Records for this exercise below:
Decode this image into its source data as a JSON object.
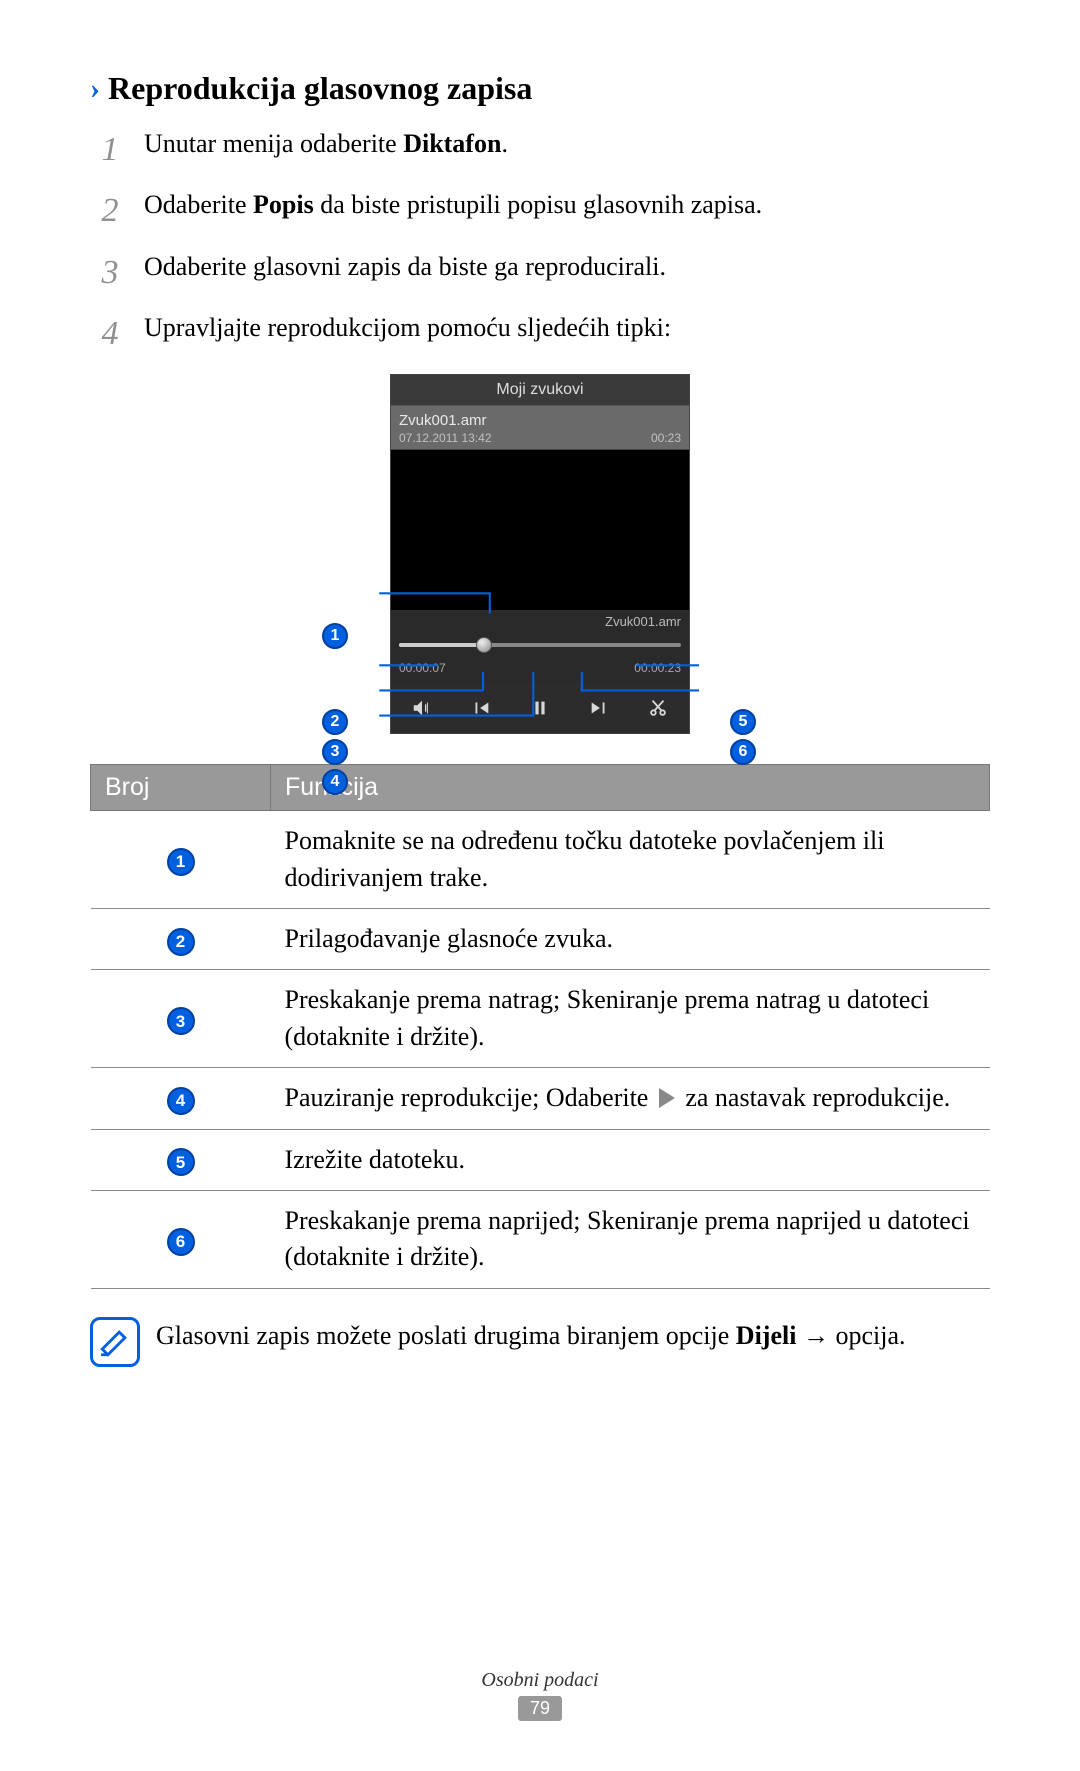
{
  "title": "Reprodukcija glasovnog zapisa",
  "steps": [
    {
      "num": "1",
      "pre": "Unutar menija odaberite ",
      "bold": "Diktafon",
      "post": "."
    },
    {
      "num": "2",
      "pre": "Odaberite ",
      "bold": "Popis",
      "post": " da biste pristupili popisu glasovnih zapisa."
    },
    {
      "num": "3",
      "pre": "Odaberite glasovni zapis da biste ga reproducirali.",
      "bold": "",
      "post": ""
    },
    {
      "num": "4",
      "pre": "Upravljajte reprodukcijom pomoću sljedećih tipki:",
      "bold": "",
      "post": ""
    }
  ],
  "phone": {
    "title": "Moji zvukovi",
    "file_name": "Zvuk001.amr",
    "file_date": "07.12.2011 13:42",
    "file_dur": "00:23",
    "now_playing": "Zvuk001.amr",
    "elapsed": "00:00:07",
    "total": "00:00:23"
  },
  "callouts": [
    "1",
    "2",
    "3",
    "4",
    "5",
    "6"
  ],
  "table": {
    "h1": "Broj",
    "h2": "Funkcija",
    "rows": [
      {
        "n": "1",
        "text": "Pomaknite se na određenu točku datoteke povlačenjem ili dodirivanjem trake."
      },
      {
        "n": "2",
        "text": "Prilagođavanje glasnoće zvuka."
      },
      {
        "n": "3",
        "text": "Preskakanje prema natrag; Skeniranje prema natrag u datoteci (dotaknite i držite)."
      },
      {
        "n": "4",
        "text_pre": "Pauziranje reprodukcije; Odaberite ",
        "text_post": " za nastavak reprodukcije."
      },
      {
        "n": "5",
        "text": "Izrežite datoteku."
      },
      {
        "n": "6",
        "text": "Preskakanje prema naprijed; Skeniranje prema naprijed u datoteci (dotaknite i držite)."
      }
    ]
  },
  "note": {
    "pre": "Glasovni zapis možete poslati drugima biranjem opcije ",
    "bold": "Dijeli",
    "post": " → opcija."
  },
  "footer": {
    "section": "Osobni podaci",
    "page": "79"
  }
}
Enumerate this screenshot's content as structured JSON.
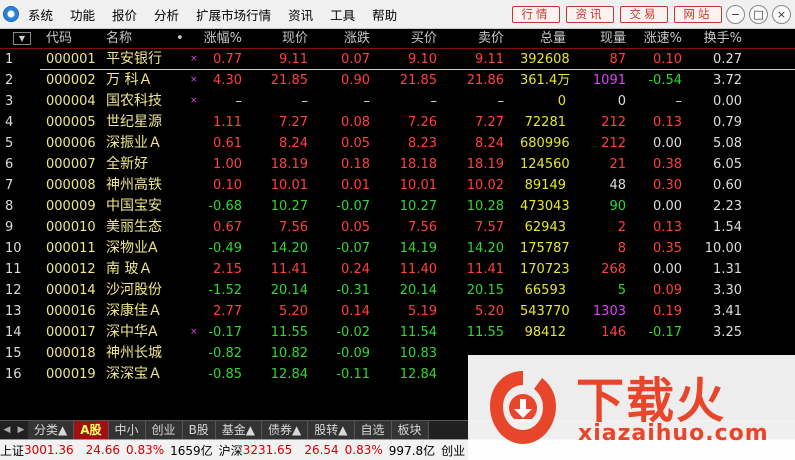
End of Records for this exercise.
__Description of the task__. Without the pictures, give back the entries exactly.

__Exercise answer__.
Decode this image into its source data as a JSON object.
{
  "title": "Reprodukcija glasovnog zapisa",
  "steps": [
    {
      "num": "1",
      "pre": "Unutar menija odaberite ",
      "bold": "Diktafon",
      "post": "."
    },
    {
      "num": "2",
      "pre": "Odaberite ",
      "bold": "Popis",
      "post": " da biste pristupili popisu glasovnih zapisa."
    },
    {
      "num": "3",
      "pre": "Odaberite glasovni zapis da biste ga reproducirali.",
      "bold": "",
      "post": ""
    },
    {
      "num": "4",
      "pre": "Upravljajte reprodukcijom pomoću sljedećih tipki:",
      "bold": "",
      "post": ""
    }
  ],
  "phone": {
    "title": "Moji zvukovi",
    "file_name": "Zvuk001.amr",
    "file_date": "07.12.2011 13:42",
    "file_dur": "00:23",
    "now_playing": "Zvuk001.amr",
    "elapsed": "00:00:07",
    "total": "00:00:23"
  },
  "callouts": [
    "1",
    "2",
    "3",
    "4",
    "5",
    "6"
  ],
  "table": {
    "h1": "Broj",
    "h2": "Funkcija",
    "rows": [
      {
        "n": "1",
        "text": "Pomaknite se na određenu točku datoteke povlačenjem ili dodirivanjem trake."
      },
      {
        "n": "2",
        "text": "Prilagođavanje glasnoće zvuka."
      },
      {
        "n": "3",
        "text": "Preskakanje prema natrag; Skeniranje prema natrag u datoteci (dotaknite i držite)."
      },
      {
        "n": "4",
        "text_pre": "Pauziranje reprodukcije; Odaberite ",
        "text_post": " za nastavak reprodukcije."
      },
      {
        "n": "5",
        "text": "Izrežite datoteku."
      },
      {
        "n": "6",
        "text": "Preskakanje prema naprijed; Skeniranje prema naprijed u datoteci (dotaknite i držite)."
      }
    ]
  },
  "note": {
    "pre": "Glasovni zapis možete poslati drugima biranjem opcije ",
    "bold": "Dijeli",
    "post": " → opcija."
  },
  "footer": {
    "section": "Osobni podaci",
    "page": "79"
  }
}
Enumerate this screenshot's content as structured JSON.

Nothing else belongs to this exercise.